(Provided material begins)

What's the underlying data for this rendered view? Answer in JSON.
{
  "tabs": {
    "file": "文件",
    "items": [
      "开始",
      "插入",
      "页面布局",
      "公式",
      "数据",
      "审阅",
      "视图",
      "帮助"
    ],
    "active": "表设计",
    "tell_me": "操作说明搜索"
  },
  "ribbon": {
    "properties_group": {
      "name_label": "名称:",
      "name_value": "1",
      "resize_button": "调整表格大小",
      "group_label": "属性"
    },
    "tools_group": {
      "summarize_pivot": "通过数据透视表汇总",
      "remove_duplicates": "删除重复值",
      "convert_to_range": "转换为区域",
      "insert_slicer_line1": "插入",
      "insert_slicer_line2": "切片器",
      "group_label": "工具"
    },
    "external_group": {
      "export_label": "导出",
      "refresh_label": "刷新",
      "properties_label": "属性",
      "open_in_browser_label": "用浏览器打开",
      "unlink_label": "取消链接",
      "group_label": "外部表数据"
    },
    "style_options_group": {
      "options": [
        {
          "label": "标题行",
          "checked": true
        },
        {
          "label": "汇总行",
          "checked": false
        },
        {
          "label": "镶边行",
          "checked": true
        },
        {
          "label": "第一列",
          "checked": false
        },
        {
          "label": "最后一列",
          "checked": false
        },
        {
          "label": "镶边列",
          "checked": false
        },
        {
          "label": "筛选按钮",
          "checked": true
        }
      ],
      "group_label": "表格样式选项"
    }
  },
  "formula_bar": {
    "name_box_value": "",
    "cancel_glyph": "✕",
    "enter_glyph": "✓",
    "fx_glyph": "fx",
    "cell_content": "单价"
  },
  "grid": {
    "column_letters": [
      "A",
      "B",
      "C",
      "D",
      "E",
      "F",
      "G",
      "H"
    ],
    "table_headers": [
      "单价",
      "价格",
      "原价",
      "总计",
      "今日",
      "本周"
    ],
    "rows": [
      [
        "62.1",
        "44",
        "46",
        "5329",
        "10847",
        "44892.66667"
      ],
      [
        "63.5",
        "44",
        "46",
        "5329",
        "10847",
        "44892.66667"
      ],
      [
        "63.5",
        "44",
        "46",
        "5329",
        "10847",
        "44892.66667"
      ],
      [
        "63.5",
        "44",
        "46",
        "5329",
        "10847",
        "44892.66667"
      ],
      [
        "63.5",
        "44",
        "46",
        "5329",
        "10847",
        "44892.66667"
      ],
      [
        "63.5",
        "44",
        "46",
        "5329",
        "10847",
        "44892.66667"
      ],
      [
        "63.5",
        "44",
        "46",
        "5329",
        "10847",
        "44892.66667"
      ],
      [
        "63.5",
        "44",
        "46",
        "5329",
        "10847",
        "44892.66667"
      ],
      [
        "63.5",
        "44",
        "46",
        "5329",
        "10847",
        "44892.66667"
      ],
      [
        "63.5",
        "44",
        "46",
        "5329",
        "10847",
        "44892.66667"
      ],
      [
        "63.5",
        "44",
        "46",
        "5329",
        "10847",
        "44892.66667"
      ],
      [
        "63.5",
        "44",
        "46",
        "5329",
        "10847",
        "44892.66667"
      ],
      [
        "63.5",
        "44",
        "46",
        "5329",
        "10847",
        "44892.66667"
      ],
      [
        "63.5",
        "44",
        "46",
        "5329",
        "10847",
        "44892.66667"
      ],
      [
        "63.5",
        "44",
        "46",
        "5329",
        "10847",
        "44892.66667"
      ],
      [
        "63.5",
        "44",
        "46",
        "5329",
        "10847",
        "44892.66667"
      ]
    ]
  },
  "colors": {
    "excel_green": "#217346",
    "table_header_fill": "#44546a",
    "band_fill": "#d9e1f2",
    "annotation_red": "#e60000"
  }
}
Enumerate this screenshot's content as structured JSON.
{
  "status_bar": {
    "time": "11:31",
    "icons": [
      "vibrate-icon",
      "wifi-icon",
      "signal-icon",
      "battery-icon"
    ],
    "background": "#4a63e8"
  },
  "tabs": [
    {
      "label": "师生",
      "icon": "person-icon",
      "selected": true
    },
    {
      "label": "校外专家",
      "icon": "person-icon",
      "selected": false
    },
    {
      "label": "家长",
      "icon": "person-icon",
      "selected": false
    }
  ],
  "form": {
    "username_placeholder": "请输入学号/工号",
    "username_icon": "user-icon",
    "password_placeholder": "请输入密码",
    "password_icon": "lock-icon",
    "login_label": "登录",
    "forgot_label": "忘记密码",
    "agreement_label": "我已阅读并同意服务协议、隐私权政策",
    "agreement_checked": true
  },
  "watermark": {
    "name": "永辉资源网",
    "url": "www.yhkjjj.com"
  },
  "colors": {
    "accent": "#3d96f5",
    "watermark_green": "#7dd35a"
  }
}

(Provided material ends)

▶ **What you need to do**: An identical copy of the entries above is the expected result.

▶ **Exercise answer**:
What's the underlying data for this rendered view? Answer in JSON.
{
  "tabs": {
    "file": "文件",
    "items": [
      "开始",
      "插入",
      "页面布局",
      "公式",
      "数据",
      "审阅",
      "视图",
      "帮助"
    ],
    "active": "表设计",
    "tell_me": "操作说明搜索"
  },
  "ribbon": {
    "properties_group": {
      "name_label": "名称:",
      "name_value": "1",
      "resize_button": "调整表格大小",
      "group_label": "属性"
    },
    "tools_group": {
      "summarize_pivot": "通过数据透视表汇总",
      "remove_duplicates": "删除重复值",
      "convert_to_range": "转换为区域",
      "insert_slicer_line1": "插入",
      "insert_slicer_line2": "切片器",
      "group_label": "工具"
    },
    "external_group": {
      "export_label": "导出",
      "refresh_label": "刷新",
      "properties_label": "属性",
      "open_in_browser_label": "用浏览器打开",
      "unlink_label": "取消链接",
      "group_label": "外部表数据"
    },
    "style_options_group": {
      "options": [
        {
          "label": "标题行",
          "checked": true
        },
        {
          "label": "汇总行",
          "checked": false
        },
        {
          "label": "镶边行",
          "checked": true
        },
        {
          "label": "第一列",
          "checked": false
        },
        {
          "label": "最后一列",
          "checked": false
        },
        {
          "label": "镶边列",
          "checked": false
        },
        {
          "label": "筛选按钮",
          "checked": true
        }
      ],
      "group_label": "表格样式选项"
    }
  },
  "formula_bar": {
    "name_box_value": "",
    "cancel_glyph": "✕",
    "enter_glyph": "✓",
    "fx_glyph": "fx",
    "cell_content": "单价"
  },
  "grid": {
    "column_letters": [
      "A",
      "B",
      "C",
      "D",
      "E",
      "F",
      "G",
      "H"
    ],
    "table_headers": [
      "单价",
      "价格",
      "原价",
      "总计",
      "今日",
      "本周"
    ],
    "rows": [
      [
        "62.1",
        "44",
        "46",
        "5329",
        "10847",
        "44892.66667"
      ],
      [
        "63.5",
        "44",
        "46",
        "5329",
        "10847",
        "44892.66667"
      ],
      [
        "63.5",
        "44",
        "46",
        "5329",
        "10847",
        "44892.66667"
      ],
      [
        "63.5",
        "44",
        "46",
        "5329",
        "10847",
        "44892.66667"
      ],
      [
        "63.5",
        "44",
        "46",
        "5329",
        "10847",
        "44892.66667"
      ],
      [
        "63.5",
        "44",
        "46",
        "5329",
        "10847",
        "44892.66667"
      ],
      [
        "63.5",
        "44",
        "46",
        "5329",
        "10847",
        "44892.66667"
      ],
      [
        "63.5",
        "44",
        "46",
        "5329",
        "10847",
        "44892.66667"
      ],
      [
        "63.5",
        "44",
        "46",
        "5329",
        "10847",
        "44892.66667"
      ],
      [
        "63.5",
        "44",
        "46",
        "5329",
        "10847",
        "44892.66667"
      ],
      [
        "63.5",
        "44",
        "46",
        "5329",
        "10847",
        "44892.66667"
      ],
      [
        "63.5",
        "44",
        "46",
        "5329",
        "10847",
        "44892.66667"
      ],
      [
        "63.5",
        "44",
        "46",
        "5329",
        "10847",
        "44892.66667"
      ],
      [
        "63.5",
        "44",
        "46",
        "5329",
        "10847",
        "44892.66667"
      ],
      [
        "63.5",
        "44",
        "46",
        "5329",
        "10847",
        "44892.66667"
      ],
      [
        "63.5",
        "44",
        "46",
        "5329",
        "10847",
        "44892.66667"
      ]
    ]
  },
  "colors": {
    "excel_green": "#217346",
    "table_header_fill": "#44546a",
    "band_fill": "#d9e1f2",
    "annotation_red": "#e60000"
  }
}
Enumerate this screenshot's content as structured JSON.
{
  "status_bar": {
    "time": "11:31",
    "icons": [
      "vibrate-icon",
      "wifi-icon",
      "signal-icon",
      "battery-icon"
    ],
    "background": "#4a63e8"
  },
  "tabs": [
    {
      "label": "师生",
      "icon": "person-icon",
      "selected": true
    },
    {
      "label": "校外专家",
      "icon": "person-icon",
      "selected": false
    },
    {
      "label": "家长",
      "icon": "person-icon",
      "selected": false
    }
  ],
  "form": {
    "username_placeholder": "请输入学号/工号",
    "username_icon": "user-icon",
    "password_placeholder": "请输入密码",
    "password_icon": "lock-icon",
    "login_label": "登录",
    "forgot_label": "忘记密码",
    "agreement_label": "我已阅读并同意服务协议、隐私权政策",
    "agreement_checked": true
  },
  "watermark": {
    "name": "永辉资源网",
    "url": "www.yhkjjj.com"
  },
  "colors": {
    "accent": "#3d96f5",
    "watermark_green": "#7dd35a"
  }
}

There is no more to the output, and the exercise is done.